▶ Your goal:
Restate each entry exactly, without pictures.

▶ Available data:
-=-=-=-=-

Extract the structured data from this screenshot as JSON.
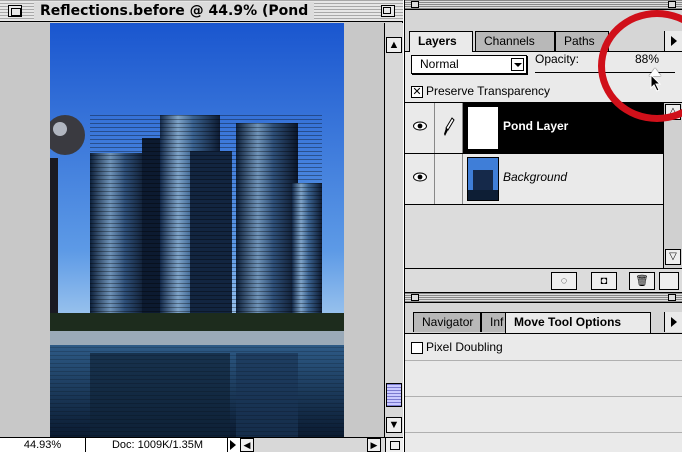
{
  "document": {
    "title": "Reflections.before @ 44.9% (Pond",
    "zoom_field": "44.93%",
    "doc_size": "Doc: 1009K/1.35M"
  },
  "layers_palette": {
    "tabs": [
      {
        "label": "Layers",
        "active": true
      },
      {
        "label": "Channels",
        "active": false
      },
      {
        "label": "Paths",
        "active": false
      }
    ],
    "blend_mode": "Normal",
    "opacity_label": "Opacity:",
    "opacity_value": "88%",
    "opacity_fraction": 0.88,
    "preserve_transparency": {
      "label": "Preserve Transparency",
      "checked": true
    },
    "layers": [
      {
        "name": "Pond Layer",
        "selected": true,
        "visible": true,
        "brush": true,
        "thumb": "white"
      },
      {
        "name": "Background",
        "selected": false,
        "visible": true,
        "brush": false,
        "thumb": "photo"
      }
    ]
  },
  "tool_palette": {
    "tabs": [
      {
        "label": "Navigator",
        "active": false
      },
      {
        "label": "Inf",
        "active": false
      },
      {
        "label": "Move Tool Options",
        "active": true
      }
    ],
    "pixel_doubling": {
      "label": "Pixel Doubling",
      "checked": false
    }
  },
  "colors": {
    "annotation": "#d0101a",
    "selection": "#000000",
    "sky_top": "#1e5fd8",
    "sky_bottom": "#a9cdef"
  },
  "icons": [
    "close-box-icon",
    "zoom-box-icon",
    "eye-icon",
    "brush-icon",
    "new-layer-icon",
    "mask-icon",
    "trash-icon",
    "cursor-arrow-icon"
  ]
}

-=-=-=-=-

▶ Exercise solution:
Extract the structured data from this screenshot as JSON.
{
  "document": {
    "title": "Reflections.before @ 44.9% (Pond",
    "zoom_field": "44.93%",
    "doc_size": "Doc: 1009K/1.35M"
  },
  "layers_palette": {
    "tabs": [
      {
        "label": "Layers",
        "active": true
      },
      {
        "label": "Channels",
        "active": false
      },
      {
        "label": "Paths",
        "active": false
      }
    ],
    "blend_mode": "Normal",
    "opacity_label": "Opacity:",
    "opacity_value": "88%",
    "opacity_fraction": 0.88,
    "preserve_transparency": {
      "label": "Preserve Transparency",
      "checked": true
    },
    "layers": [
      {
        "name": "Pond Layer",
        "selected": true,
        "visible": true,
        "brush": true,
        "thumb": "white"
      },
      {
        "name": "Background",
        "selected": false,
        "visible": true,
        "brush": false,
        "thumb": "photo"
      }
    ]
  },
  "tool_palette": {
    "tabs": [
      {
        "label": "Navigator",
        "active": false
      },
      {
        "label": "Inf",
        "active": false
      },
      {
        "label": "Move Tool Options",
        "active": true
      }
    ],
    "pixel_doubling": {
      "label": "Pixel Doubling",
      "checked": false
    }
  },
  "colors": {
    "annotation": "#d0101a",
    "selection": "#000000",
    "sky_top": "#1e5fd8",
    "sky_bottom": "#a9cdef"
  },
  "icons": [
    "close-box-icon",
    "zoom-box-icon",
    "eye-icon",
    "brush-icon",
    "new-layer-icon",
    "mask-icon",
    "trash-icon",
    "cursor-arrow-icon"
  ]
}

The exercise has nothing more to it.